Entries from a dataset of interfaces
+--
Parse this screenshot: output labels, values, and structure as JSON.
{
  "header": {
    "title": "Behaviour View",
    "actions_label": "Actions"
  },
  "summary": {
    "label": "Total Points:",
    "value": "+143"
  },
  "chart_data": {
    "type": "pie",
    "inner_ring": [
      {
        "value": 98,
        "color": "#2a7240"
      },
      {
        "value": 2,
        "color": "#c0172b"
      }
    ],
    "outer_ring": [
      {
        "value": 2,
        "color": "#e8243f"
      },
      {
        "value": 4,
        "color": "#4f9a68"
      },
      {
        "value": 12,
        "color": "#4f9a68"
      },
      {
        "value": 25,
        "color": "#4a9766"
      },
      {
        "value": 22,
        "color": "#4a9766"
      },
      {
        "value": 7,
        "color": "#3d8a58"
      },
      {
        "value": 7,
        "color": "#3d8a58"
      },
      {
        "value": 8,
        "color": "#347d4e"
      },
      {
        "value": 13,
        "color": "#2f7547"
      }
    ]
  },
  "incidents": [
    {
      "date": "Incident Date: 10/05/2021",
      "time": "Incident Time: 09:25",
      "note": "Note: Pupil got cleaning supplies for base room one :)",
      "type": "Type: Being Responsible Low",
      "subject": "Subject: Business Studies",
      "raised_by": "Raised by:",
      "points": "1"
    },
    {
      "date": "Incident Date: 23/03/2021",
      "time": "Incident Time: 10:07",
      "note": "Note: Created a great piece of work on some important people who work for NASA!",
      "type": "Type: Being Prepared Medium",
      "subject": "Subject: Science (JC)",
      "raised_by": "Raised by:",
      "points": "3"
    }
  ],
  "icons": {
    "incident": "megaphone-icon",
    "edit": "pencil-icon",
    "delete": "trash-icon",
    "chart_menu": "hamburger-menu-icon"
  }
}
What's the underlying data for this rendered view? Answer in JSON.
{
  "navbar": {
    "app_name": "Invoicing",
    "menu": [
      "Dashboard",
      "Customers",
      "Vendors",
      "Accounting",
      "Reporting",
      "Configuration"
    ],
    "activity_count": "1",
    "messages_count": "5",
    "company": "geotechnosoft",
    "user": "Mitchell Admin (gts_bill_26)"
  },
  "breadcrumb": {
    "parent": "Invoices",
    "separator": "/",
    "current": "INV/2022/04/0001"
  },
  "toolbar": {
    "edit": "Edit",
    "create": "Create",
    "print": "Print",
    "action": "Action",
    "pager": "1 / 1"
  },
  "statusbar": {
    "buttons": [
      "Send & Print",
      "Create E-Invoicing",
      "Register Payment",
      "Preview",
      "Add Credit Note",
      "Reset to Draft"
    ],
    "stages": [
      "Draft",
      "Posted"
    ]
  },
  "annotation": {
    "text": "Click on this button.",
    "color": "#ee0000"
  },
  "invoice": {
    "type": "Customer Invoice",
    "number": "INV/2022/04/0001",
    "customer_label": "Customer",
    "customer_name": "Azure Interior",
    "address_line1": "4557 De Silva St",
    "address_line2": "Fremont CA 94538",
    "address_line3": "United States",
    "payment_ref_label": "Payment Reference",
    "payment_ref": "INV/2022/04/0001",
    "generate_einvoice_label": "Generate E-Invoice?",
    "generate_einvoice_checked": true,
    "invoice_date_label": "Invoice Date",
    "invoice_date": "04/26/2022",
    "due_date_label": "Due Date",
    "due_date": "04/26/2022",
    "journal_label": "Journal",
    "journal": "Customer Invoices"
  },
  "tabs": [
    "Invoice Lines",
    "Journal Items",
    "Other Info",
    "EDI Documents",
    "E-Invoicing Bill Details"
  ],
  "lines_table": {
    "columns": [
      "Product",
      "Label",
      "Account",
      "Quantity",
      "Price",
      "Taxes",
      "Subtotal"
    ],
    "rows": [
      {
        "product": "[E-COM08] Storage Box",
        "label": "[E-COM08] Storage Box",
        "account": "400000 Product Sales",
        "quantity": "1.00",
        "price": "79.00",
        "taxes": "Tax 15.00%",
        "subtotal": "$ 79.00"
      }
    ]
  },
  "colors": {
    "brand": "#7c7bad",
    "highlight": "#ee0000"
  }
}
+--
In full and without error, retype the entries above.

Parse this screenshot: output labels, values, and structure as JSON.
{
  "header": {
    "title": "Behaviour View",
    "actions_label": "Actions"
  },
  "summary": {
    "label": "Total Points:",
    "value": "+143"
  },
  "chart_data": {
    "type": "pie",
    "inner_ring": [
      {
        "value": 98,
        "color": "#2a7240"
      },
      {
        "value": 2,
        "color": "#c0172b"
      }
    ],
    "outer_ring": [
      {
        "value": 2,
        "color": "#e8243f"
      },
      {
        "value": 4,
        "color": "#4f9a68"
      },
      {
        "value": 12,
        "color": "#4f9a68"
      },
      {
        "value": 25,
        "color": "#4a9766"
      },
      {
        "value": 22,
        "color": "#4a9766"
      },
      {
        "value": 7,
        "color": "#3d8a58"
      },
      {
        "value": 7,
        "color": "#3d8a58"
      },
      {
        "value": 8,
        "color": "#347d4e"
      },
      {
        "value": 13,
        "color": "#2f7547"
      }
    ]
  },
  "incidents": [
    {
      "date": "Incident Date: 10/05/2021",
      "time": "Incident Time: 09:25",
      "note": "Note: Pupil got cleaning supplies for base room one :)",
      "type": "Type: Being Responsible Low",
      "subject": "Subject: Business Studies",
      "raised_by": "Raised by:",
      "points": "1"
    },
    {
      "date": "Incident Date: 23/03/2021",
      "time": "Incident Time: 10:07",
      "note": "Note: Created a great piece of work on some important people who work for NASA!",
      "type": "Type: Being Prepared Medium",
      "subject": "Subject: Science (JC)",
      "raised_by": "Raised by:",
      "points": "3"
    }
  ],
  "icons": {
    "incident": "megaphone-icon",
    "edit": "pencil-icon",
    "delete": "trash-icon",
    "chart_menu": "hamburger-menu-icon"
  }
}
What's the underlying data for this rendered view? Answer in JSON.
{
  "navbar": {
    "app_name": "Invoicing",
    "menu": [
      "Dashboard",
      "Customers",
      "Vendors",
      "Accounting",
      "Reporting",
      "Configuration"
    ],
    "activity_count": "1",
    "messages_count": "5",
    "company": "geotechnosoft",
    "user": "Mitchell Admin (gts_bill_26)"
  },
  "breadcrumb": {
    "parent": "Invoices",
    "separator": "/",
    "current": "INV/2022/04/0001"
  },
  "toolbar": {
    "edit": "Edit",
    "create": "Create",
    "print": "Print",
    "action": "Action",
    "pager": "1 / 1"
  },
  "statusbar": {
    "buttons": [
      "Send & Print",
      "Create E-Invoicing",
      "Register Payment",
      "Preview",
      "Add Credit Note",
      "Reset to Draft"
    ],
    "stages": [
      "Draft",
      "Posted"
    ]
  },
  "annotation": {
    "text": "Click on this button.",
    "color": "#ee0000"
  },
  "invoice": {
    "type": "Customer Invoice",
    "number": "INV/2022/04/0001",
    "customer_label": "Customer",
    "customer_name": "Azure Interior",
    "address_line1": "4557 De Silva St",
    "address_line2": "Fremont CA 94538",
    "address_line3": "United States",
    "payment_ref_label": "Payment Reference",
    "payment_ref": "INV/2022/04/0001",
    "generate_einvoice_label": "Generate E-Invoice?",
    "generate_einvoice_checked": true,
    "invoice_date_label": "Invoice Date",
    "invoice_date": "04/26/2022",
    "due_date_label": "Due Date",
    "due_date": "04/26/2022",
    "journal_label": "Journal",
    "journal": "Customer Invoices"
  },
  "tabs": [
    "Invoice Lines",
    "Journal Items",
    "Other Info",
    "EDI Documents",
    "E-Invoicing Bill Details"
  ],
  "lines_table": {
    "columns": [
      "Product",
      "Label",
      "Account",
      "Quantity",
      "Price",
      "Taxes",
      "Subtotal"
    ],
    "rows": [
      {
        "product": "[E-COM08] Storage Box",
        "label": "[E-COM08] Storage Box",
        "account": "400000 Product Sales",
        "quantity": "1.00",
        "price": "79.00",
        "taxes": "Tax 15.00%",
        "subtotal": "$ 79.00"
      }
    ]
  },
  "colors": {
    "brand": "#7c7bad",
    "highlight": "#ee0000"
  }
}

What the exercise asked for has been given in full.